In a week when tolerance of various sorts has been in the news around the world, this clip from Miroslav Volf offers some timely wisdom reflecting on the oft-forgotten command, "honor everyone" (1 Pt. 2:17). Politically and personally, we encounter "clashes of the sacred" in many forms - we can't get away from deeply entrenched conflict in our world over truths and practices held to with strong conviction. Disagreement is inevitable. How we handle such conflict, however, can be determined. Honoring everyone, suggests Volf, is a way for everyone.

Amen!

Why study world religions?

In a culture as religiously diverse as ours, where the number of “non-religious” individuals continues to increase, and tolerance is virtue above all else, a common approach to religious diversity is actually nothing more than religious ignorance - “you do your thing, I’ll do my mine.” In this way, tolerance ends up being more isolating than inclusive. We tolerate our difference, yes, but we don’t actually know each other. I’m all for tolerance, but a tolerance that strives for relationship and understanding.

Christians don’t always fare well in changing the situation or addressing religious diversity in general. Whether it’s adopting the approach of ignorant tolerance to preserve reputation or practicing a narrow-minded exclusivity that at the extreme can border on bigotry and even racism, Christians often relate to others out of fear - both fear of rejection or fear of difference - instead of loving engagement.

With this cultural situation in mind, I recently led a group of college students at Columbia Bible College in reflecting on this question: Why study world religions?

To avoid the extremes of shallow tolerance and aggressive intolerance, a healthy approach to religious diversity is integral to living a culturally engaged life from whatever religious perspective one has. Part of the Christian calling in the world, I believe, is to remind ourselves and others of where we still get glimpses of the “very good” God originally declared of this earth and everything and everyone in it. We can love our neighbors by getting to know them. We can get to know our neighbors by studying their religions. Studying other religions, thus, is integral to loving our neighbors, a concept most all religions share in common to begin with.

As an academic pursuit, studying world religions is a discipline rich with a fascinating complexity of history and culture. There is measurable intellectual value in learning about other religions and their practices. But when you add the cultural reality of religious diversity, and aim for an engaged understanding of other religions, knowledge growth is accompanied by relational growth. Differences and conflict will remain, no doubt. But engaging difference in relationship forces a level of respectful dialogue often absent in our world.

In a culture that rightly celebrates religious freedom but wrongly practices religious isolation, relationships are exactly what we need. Relationships are why I study world religions.

epiphany

Here's another moving clip from The Work of the People to mark today's celebration in the church: epiphany.

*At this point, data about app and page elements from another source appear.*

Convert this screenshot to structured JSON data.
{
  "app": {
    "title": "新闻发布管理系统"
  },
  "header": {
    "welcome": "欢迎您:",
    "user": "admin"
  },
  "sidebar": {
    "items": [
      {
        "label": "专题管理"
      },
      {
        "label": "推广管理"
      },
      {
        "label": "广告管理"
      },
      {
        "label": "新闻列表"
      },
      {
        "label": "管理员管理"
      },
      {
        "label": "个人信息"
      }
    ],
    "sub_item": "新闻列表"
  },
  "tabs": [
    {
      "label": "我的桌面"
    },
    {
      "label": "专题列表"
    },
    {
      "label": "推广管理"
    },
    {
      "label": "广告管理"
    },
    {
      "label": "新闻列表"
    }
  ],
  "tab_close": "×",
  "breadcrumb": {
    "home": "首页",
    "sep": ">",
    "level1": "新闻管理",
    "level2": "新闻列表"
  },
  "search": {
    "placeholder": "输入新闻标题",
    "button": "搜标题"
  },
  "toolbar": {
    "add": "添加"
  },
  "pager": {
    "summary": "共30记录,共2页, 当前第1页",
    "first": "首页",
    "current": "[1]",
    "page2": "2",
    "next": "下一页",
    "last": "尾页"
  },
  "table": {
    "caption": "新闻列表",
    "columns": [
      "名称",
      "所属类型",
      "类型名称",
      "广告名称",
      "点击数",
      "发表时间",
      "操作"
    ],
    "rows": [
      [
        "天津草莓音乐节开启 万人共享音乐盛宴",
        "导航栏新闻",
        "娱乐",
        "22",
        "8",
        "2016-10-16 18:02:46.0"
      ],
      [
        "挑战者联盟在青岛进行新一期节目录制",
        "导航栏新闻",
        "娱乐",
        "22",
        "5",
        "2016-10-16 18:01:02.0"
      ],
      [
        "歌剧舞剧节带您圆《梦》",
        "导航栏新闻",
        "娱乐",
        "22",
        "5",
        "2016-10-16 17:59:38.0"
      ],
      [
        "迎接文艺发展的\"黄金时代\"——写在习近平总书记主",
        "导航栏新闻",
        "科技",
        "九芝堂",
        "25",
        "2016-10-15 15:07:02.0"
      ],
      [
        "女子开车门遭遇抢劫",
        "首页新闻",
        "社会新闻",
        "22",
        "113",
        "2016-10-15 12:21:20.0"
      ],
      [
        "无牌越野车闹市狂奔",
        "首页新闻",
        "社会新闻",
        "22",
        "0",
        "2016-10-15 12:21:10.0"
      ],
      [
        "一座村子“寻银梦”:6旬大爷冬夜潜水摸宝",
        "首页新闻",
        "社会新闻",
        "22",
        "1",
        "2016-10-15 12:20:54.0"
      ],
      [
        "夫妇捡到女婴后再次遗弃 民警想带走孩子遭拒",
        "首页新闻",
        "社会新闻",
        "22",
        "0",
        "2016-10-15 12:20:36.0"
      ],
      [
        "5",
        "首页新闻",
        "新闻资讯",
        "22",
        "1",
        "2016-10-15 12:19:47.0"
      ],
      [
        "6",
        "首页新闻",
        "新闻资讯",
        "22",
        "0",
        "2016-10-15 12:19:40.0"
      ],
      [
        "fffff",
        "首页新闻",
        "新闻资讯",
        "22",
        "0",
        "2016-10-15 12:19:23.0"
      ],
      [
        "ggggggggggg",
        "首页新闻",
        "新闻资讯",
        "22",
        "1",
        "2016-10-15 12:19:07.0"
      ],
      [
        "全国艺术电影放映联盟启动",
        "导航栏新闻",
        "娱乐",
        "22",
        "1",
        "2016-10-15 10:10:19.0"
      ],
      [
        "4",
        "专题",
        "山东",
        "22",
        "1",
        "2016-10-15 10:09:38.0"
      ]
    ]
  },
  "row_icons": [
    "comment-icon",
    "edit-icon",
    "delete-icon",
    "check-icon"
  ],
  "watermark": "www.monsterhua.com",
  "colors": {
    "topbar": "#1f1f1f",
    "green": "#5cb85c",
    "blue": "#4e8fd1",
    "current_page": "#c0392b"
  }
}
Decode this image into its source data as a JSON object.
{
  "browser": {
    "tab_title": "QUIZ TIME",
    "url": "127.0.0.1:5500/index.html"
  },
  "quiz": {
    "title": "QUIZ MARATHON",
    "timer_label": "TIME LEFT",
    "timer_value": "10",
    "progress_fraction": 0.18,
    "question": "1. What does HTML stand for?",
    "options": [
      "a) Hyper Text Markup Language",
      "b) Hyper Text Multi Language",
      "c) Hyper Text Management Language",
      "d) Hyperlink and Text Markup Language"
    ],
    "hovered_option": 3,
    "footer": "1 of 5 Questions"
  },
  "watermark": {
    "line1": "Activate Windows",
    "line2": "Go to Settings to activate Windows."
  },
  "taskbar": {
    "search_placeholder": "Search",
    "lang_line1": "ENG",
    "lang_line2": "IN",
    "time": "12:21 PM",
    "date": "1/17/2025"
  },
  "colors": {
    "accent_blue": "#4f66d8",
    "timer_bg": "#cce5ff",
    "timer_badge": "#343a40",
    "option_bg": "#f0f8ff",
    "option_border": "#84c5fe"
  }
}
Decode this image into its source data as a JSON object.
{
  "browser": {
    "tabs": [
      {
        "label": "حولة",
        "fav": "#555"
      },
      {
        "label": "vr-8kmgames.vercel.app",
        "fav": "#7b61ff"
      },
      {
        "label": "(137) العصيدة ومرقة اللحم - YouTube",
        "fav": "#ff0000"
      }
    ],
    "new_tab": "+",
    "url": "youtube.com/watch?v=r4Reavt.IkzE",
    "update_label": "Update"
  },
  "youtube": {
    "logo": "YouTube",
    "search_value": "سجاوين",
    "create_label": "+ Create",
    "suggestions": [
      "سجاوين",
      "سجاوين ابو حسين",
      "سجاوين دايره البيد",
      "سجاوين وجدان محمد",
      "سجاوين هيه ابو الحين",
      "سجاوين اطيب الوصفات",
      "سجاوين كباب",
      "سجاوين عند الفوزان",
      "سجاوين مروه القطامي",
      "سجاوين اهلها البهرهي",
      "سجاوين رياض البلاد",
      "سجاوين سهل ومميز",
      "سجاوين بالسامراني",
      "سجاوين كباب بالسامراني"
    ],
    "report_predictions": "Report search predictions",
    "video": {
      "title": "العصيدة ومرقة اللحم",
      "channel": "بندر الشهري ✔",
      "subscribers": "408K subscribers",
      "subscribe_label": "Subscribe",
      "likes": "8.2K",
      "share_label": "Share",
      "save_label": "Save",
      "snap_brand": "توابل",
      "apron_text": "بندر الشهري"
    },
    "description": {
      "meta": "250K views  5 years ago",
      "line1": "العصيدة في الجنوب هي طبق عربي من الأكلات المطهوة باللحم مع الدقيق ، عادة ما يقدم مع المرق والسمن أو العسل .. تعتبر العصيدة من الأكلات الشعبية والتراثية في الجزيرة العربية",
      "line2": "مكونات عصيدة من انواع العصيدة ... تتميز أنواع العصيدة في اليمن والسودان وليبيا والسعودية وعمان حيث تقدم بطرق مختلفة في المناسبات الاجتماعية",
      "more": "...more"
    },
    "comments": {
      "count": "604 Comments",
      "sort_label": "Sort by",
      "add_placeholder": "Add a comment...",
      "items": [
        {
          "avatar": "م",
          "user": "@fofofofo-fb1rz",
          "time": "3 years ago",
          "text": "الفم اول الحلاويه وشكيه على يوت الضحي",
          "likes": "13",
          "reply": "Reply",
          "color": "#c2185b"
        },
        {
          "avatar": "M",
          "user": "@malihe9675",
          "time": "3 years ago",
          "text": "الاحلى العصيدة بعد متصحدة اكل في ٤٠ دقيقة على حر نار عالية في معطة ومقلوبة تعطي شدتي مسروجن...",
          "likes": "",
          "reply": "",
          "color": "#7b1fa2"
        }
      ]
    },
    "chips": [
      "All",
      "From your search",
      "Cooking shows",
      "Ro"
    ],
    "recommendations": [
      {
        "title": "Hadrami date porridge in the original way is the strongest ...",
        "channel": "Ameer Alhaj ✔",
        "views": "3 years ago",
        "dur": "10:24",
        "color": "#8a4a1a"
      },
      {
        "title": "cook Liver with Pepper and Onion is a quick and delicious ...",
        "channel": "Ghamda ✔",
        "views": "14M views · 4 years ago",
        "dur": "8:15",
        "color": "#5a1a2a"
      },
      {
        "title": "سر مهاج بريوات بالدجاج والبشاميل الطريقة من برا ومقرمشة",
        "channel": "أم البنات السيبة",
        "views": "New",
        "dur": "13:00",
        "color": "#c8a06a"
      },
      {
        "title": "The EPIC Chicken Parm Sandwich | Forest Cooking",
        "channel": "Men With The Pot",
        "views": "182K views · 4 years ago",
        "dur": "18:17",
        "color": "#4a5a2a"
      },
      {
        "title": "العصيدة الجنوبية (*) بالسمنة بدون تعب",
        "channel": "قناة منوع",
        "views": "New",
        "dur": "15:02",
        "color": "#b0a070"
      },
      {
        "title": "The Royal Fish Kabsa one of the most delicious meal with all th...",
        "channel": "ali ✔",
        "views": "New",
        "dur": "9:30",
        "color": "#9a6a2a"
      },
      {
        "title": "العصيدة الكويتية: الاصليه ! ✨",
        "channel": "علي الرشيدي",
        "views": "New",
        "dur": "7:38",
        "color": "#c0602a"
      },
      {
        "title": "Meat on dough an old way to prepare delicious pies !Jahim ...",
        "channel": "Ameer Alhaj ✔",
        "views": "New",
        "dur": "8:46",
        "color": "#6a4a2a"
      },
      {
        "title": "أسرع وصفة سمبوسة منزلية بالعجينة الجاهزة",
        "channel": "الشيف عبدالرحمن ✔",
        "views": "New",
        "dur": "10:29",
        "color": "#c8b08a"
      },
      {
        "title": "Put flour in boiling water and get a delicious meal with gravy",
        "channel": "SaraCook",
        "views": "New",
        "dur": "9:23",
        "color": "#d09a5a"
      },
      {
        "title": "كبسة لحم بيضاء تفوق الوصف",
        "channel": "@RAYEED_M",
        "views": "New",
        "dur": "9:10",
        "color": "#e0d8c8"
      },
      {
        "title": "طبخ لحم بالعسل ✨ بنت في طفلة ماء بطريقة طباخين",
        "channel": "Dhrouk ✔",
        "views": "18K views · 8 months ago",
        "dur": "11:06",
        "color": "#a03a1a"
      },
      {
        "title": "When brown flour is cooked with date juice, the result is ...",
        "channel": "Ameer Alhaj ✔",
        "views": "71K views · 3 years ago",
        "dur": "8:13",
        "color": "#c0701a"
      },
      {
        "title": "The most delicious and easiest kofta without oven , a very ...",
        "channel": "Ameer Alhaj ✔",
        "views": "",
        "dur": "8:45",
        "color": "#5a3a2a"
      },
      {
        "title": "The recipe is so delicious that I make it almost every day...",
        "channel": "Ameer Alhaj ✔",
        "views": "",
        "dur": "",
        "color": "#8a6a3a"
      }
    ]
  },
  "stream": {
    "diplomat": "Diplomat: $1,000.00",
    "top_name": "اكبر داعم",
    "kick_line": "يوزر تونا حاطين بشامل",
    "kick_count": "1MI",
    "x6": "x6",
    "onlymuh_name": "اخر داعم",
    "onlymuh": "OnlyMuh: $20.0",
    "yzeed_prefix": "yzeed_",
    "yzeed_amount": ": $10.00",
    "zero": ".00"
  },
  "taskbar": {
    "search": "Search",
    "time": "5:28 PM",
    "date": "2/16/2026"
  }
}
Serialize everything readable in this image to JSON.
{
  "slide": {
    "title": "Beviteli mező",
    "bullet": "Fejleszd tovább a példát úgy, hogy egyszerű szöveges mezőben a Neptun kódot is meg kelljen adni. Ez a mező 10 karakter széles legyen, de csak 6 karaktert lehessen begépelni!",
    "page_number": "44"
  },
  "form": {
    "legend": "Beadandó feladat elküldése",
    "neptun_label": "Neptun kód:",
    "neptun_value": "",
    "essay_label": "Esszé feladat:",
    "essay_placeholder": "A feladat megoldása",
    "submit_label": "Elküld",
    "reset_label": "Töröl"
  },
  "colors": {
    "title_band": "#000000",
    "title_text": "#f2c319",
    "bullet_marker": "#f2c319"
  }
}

2012 - accepting unpredictability

Back to work after a refreshing Christmas/New Year vacation time with family has me in the usual New Year’s reflective mood. Call it productive procrastination!

As most bloggers are doing this week, such reflection involves looking at the past year on this blog. Here’s the top 5 posts of 2012:

1. gospel in culture and history
2. facing uncertainty
3. The Anabaptist Vision—Synchro Blog
4. S is for "Submission"
5. reading between the lines: Christianity and gender


It’s intriguing to look back at a year of posts and see what’s struck a chord with readers (or at least gotten more traffic). These results aren’t necessarily what I’d expect. My posts typically reflect the rhythm of my own faith journey in relation to the culture around me. Interest drives my writing, not statistical strategy. If anything, I realize that blogging, like much of life, takes on an unpredictability that is much more enjoyable if simply accepted instead of analyzed. All this to say, blog stats should never be taken too seriously!

So my blogging will go on in 2013, unpredictability and all. Thanks for reading and commenting and emailing and encouraging. Accepting unpredictability is much better shared with others!